It matters little now, Lorena, The past is in the eternal Past, Our heads will soon lie low, Lorena, Life’s tide is ebbing out so fast. There is a Future! O thank God! Of life, this is so small a part! ”Tis dust to dust beneath the sod; But there, up there, ’tis heart to heart. ”Tis dust to dust beneath the sod; But there, up there, ’tis heart to heart.
From The Blue and the Gray —
“Almost forgotten now, ‘Lorena’ was the most widely sun and the most popular of Civil War songs, and justly so, for, except for some of Stephen Foster’s, no song of this decade had a lovelier melody. As with so many Civil War songs, the origin of ‘Lorena’ is obscure. It has been assigned [however] to one H.D.L. Webster, as early as 1850, but John Wyeth, historian of Forrest and author of With Sabre and Scalpel, gives it a different history:
“’As we passed a home of the Trappist Brotherhood, Lieutenant Frank Brady entertained us by singing Lorena, a war-time poem which had been set to music and was then very popular. He told us that the author of the poem was an inmate of this Trappist home. If this were so, and the self imprisoned brother heard the sweet voice of the cavalier as he sang, ‘The Years creep slowly by, Lorena’ what sad and tender memories it must have awakened.
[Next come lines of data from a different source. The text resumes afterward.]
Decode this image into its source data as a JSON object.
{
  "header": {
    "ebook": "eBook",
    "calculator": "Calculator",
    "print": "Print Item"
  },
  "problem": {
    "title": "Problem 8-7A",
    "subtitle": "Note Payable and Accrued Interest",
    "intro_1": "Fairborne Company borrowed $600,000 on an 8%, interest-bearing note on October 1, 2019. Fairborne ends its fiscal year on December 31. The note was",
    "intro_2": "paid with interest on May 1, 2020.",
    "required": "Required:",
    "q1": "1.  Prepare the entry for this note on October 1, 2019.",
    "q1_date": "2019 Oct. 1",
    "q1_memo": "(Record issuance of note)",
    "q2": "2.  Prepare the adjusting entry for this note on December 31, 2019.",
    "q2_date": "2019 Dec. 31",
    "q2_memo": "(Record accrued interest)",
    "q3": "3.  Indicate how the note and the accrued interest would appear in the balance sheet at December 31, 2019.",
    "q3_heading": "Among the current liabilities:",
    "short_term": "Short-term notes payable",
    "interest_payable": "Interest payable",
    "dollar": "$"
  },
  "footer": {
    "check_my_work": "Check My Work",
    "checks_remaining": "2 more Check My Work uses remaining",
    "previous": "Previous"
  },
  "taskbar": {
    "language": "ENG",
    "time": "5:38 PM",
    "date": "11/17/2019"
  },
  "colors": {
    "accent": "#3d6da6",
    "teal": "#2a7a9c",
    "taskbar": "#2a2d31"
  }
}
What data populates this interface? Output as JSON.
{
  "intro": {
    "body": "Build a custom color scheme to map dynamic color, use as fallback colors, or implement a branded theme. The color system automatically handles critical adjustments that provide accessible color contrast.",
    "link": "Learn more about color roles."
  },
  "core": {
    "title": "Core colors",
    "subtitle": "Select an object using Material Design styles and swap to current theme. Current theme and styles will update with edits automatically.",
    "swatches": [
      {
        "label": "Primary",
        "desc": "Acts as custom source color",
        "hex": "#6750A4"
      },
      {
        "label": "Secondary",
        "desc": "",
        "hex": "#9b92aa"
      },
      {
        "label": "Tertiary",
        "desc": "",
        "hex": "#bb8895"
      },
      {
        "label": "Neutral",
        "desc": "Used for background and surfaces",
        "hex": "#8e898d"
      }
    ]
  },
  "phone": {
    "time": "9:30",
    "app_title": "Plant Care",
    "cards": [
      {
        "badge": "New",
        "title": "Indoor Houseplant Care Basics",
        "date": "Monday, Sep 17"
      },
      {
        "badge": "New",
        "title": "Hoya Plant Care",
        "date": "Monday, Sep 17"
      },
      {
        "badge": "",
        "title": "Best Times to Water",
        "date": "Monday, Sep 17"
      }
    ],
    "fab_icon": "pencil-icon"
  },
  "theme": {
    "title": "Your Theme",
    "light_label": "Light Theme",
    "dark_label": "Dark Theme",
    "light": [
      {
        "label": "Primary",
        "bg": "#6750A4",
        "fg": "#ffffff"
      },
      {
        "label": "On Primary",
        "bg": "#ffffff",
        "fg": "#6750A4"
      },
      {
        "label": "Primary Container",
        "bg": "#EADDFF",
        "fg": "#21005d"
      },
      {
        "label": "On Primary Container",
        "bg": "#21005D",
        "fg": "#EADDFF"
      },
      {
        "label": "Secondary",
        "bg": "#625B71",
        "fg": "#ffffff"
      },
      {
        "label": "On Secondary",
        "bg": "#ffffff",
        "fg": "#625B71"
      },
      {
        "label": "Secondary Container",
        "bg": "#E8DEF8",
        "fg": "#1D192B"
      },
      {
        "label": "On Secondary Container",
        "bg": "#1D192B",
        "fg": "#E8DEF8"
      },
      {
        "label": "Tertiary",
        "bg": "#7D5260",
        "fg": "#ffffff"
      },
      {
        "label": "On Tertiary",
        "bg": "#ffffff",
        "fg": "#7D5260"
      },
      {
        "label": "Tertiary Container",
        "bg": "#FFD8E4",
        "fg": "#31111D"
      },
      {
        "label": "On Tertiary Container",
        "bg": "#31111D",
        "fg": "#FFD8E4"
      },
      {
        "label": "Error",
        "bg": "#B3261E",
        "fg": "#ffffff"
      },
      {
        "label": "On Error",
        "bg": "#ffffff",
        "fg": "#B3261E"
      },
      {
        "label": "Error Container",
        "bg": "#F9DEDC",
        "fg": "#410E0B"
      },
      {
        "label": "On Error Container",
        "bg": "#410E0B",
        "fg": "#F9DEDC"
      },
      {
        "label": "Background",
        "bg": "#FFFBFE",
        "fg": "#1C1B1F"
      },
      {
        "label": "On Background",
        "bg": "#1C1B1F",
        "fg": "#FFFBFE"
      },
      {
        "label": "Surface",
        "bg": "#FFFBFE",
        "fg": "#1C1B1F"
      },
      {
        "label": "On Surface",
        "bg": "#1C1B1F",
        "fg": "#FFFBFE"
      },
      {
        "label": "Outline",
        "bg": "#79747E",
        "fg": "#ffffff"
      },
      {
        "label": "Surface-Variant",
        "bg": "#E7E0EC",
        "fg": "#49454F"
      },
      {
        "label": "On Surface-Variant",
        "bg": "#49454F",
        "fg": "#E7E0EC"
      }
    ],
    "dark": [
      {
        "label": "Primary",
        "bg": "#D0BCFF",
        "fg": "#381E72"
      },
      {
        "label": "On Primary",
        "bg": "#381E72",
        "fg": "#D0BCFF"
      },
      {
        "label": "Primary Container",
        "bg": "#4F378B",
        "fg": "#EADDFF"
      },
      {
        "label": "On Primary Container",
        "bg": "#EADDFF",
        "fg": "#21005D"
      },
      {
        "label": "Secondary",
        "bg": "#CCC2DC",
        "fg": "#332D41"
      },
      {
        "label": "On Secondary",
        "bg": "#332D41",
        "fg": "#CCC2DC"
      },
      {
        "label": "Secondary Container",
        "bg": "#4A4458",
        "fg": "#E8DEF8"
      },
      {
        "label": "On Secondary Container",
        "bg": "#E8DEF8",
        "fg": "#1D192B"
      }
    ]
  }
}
— pages 586-87, The Blue and the Gray by Henry Steele Commager, The Fairfax Press, NY 1982